May Festival at S’Horta Majorca
Located on the south eastern side of the island (about 15 mins drive from Cala D’or) S’Horta (pronounced ‘SORTA’) has its village festival the last week in May. One of the highlights is the fair, which happens on the Sunday of the festival around 23rd of May.
This small inland village, which normally people just pass through on the way to Cala D’or or Porto Colom, sees its main road closed and the stall holders and exhibitions moving in. There is a stage set up in the square where night time activities of a musical nature take place. Stalls of every description offer their wares and you can also sample the delights of a Majorcan snack such as churos (long star shaped sticks of doughnut type pastry, served in a bag and sprinkled with sugar) or Empanadas Carne (meat pies), as well as the usual hot dogs and hamburgers. There are also many tempting cakes are on offer. The bars are always open for a coffee, beer or soft drink, but you may find that it’s ‘standing room only’.
There are basket stalls, pottery stalls, toy stalls and even stalls selling tools. It is usual for musicians to wander about the fair playing the traditional Majorcan pipes and drums – the pipes look somewhat similar to bagpipes but sound very different.
For the mechanically minded, an exhibition of motor transport is located in amongst the stalls. This year the Seat 600 club displayed their many fine examples of this vehicle. The Seat 600 looks very like the Fiat 600 – the reason is quite simple, they are in fact one and the same Seat coming into possession of the jigs and machinery when Fiat replaced this model. The other notable vehicle display was the Mobilette moped exhibits. These auto cycles may look very familiar as they graced the roads of Britain in the 50’ and 60’s. As with the cars, the majority of these mopeds are still fully roadworthy and will have been driven to the fair. You can see the I.T.V. (the equivalent of our M.O.T.) stickers in the windscreens of the cars as testament to their condition, as well as the amount of ‘elbow grease’ evident on the bodywork.

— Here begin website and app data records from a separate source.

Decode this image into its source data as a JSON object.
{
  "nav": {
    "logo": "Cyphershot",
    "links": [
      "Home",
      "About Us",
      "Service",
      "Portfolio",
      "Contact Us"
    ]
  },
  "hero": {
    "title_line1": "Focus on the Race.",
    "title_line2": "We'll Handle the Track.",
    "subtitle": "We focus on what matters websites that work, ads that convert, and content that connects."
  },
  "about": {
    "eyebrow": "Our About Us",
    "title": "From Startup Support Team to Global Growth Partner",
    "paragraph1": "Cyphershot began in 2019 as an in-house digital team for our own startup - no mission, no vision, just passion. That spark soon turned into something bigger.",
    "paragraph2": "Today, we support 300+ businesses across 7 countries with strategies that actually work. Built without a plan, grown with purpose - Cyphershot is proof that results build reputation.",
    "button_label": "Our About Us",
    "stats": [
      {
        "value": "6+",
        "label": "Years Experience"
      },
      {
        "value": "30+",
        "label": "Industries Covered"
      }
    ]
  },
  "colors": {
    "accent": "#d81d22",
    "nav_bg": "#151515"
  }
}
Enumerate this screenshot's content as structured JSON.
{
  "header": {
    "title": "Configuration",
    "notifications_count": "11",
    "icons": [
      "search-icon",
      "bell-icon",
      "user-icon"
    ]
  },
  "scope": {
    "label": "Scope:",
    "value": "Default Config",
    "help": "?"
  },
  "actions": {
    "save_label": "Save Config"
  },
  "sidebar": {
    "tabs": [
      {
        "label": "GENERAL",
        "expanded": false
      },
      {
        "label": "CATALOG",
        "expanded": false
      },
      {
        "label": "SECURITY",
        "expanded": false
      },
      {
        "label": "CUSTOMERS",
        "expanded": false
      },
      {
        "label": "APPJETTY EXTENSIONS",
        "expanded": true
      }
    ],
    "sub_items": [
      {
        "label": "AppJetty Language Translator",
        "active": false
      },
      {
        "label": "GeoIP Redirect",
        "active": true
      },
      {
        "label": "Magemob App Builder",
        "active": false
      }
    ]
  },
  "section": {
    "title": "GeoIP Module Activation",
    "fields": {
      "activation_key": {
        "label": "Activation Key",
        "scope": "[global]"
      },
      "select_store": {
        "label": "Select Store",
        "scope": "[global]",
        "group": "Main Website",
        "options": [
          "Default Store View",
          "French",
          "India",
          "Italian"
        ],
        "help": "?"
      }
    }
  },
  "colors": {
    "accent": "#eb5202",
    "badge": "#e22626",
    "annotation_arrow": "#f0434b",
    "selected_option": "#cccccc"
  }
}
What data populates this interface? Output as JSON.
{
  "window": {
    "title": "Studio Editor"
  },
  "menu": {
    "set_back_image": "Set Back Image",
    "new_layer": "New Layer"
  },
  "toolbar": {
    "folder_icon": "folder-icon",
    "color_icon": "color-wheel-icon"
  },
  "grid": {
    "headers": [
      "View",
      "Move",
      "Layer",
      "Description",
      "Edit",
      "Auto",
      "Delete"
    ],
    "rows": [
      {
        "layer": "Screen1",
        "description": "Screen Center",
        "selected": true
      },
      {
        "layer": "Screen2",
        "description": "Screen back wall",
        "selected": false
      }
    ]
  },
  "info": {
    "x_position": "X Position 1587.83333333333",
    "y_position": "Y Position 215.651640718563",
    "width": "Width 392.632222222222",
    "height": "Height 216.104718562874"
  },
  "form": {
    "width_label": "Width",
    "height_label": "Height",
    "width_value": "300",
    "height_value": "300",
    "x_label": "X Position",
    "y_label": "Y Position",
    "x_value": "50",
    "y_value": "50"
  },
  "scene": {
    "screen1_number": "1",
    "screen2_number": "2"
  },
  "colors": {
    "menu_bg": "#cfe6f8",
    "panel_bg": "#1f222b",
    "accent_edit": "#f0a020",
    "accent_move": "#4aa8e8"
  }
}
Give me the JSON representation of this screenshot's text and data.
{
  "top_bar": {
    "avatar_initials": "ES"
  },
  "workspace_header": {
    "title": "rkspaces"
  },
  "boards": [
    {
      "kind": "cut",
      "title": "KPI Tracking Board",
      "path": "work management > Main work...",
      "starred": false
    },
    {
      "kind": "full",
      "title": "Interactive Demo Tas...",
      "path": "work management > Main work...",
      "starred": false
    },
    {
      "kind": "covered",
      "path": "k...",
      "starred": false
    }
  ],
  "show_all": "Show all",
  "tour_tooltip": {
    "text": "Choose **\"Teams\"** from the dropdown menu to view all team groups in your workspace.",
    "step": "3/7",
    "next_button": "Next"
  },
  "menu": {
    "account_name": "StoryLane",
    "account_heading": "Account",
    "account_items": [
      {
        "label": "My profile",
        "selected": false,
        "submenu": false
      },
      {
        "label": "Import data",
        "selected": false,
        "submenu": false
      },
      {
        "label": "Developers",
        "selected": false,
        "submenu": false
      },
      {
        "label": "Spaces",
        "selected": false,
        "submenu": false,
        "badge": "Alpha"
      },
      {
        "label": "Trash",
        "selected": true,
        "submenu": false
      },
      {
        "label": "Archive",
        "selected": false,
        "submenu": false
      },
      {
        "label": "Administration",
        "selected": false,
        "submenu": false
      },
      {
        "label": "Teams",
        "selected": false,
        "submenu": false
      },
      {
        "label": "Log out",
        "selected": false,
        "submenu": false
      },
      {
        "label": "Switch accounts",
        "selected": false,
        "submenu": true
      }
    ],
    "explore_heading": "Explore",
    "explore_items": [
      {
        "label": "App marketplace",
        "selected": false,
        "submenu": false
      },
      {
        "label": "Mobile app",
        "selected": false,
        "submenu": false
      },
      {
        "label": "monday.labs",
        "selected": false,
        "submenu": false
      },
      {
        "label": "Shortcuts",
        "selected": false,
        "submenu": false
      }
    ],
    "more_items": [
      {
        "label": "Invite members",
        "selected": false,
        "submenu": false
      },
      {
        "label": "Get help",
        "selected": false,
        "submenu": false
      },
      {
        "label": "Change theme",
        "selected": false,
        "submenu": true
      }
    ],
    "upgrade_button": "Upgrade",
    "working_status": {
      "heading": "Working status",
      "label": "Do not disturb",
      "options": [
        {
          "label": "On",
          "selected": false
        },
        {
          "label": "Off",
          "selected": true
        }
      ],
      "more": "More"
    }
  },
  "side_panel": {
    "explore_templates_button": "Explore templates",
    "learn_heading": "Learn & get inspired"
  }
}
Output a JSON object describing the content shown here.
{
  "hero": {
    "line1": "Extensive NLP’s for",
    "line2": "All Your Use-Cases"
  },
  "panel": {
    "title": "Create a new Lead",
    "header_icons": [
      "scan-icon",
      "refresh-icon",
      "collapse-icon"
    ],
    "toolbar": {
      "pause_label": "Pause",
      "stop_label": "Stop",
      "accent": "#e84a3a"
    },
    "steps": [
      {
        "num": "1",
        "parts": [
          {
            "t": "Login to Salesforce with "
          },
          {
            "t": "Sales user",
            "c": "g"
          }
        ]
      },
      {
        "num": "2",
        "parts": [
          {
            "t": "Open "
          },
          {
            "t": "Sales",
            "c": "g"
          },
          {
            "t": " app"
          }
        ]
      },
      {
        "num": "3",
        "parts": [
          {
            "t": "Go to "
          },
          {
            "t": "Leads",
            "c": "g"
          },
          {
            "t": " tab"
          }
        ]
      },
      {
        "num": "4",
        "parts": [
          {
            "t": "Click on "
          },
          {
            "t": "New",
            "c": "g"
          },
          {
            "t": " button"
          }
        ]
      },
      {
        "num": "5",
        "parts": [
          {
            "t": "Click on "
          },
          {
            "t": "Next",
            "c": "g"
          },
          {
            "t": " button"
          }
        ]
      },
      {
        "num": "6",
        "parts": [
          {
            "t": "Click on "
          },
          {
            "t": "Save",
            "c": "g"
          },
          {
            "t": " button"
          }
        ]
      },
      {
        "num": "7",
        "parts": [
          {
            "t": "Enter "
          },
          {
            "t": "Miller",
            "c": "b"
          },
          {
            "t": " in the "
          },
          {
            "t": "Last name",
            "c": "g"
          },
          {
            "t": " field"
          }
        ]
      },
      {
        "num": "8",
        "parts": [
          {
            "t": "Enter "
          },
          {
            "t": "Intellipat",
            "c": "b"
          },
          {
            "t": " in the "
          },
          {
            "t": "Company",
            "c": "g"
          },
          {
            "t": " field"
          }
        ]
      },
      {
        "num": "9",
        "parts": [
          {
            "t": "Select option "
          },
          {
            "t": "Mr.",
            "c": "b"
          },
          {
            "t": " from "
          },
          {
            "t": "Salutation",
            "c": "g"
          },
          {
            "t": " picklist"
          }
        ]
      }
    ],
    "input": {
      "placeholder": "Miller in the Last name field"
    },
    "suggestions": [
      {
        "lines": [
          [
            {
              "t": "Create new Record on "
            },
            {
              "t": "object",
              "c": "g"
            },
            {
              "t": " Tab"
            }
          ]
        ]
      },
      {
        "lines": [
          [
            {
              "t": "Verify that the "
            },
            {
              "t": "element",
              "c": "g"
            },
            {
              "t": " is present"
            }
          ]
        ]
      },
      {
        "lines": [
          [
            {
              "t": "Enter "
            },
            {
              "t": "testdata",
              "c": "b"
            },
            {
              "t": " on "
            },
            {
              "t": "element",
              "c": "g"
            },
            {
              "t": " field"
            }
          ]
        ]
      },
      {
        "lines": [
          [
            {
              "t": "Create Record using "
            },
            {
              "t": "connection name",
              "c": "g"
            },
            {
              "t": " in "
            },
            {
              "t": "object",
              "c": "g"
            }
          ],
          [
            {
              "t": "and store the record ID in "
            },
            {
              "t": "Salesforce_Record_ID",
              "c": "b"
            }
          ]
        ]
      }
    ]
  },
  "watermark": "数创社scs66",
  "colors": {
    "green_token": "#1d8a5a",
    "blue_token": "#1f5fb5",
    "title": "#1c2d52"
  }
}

Take the time also to wander down the side streets where the stalls continue, selling the likes of small versions of Spanish guitars (they really play too!) and antiques, woodcarving or clothes. As with any festival or parade etc., make sure you park well away from the venue and walk in. Don’t hurry and make sure you see everything before deciding on a purchase. Pots stalls prices seem particularly reasonable and you can pick up a great souvenir for a good price and, as long as it does not weigh too much, you should be able to get it back home in your suitcase!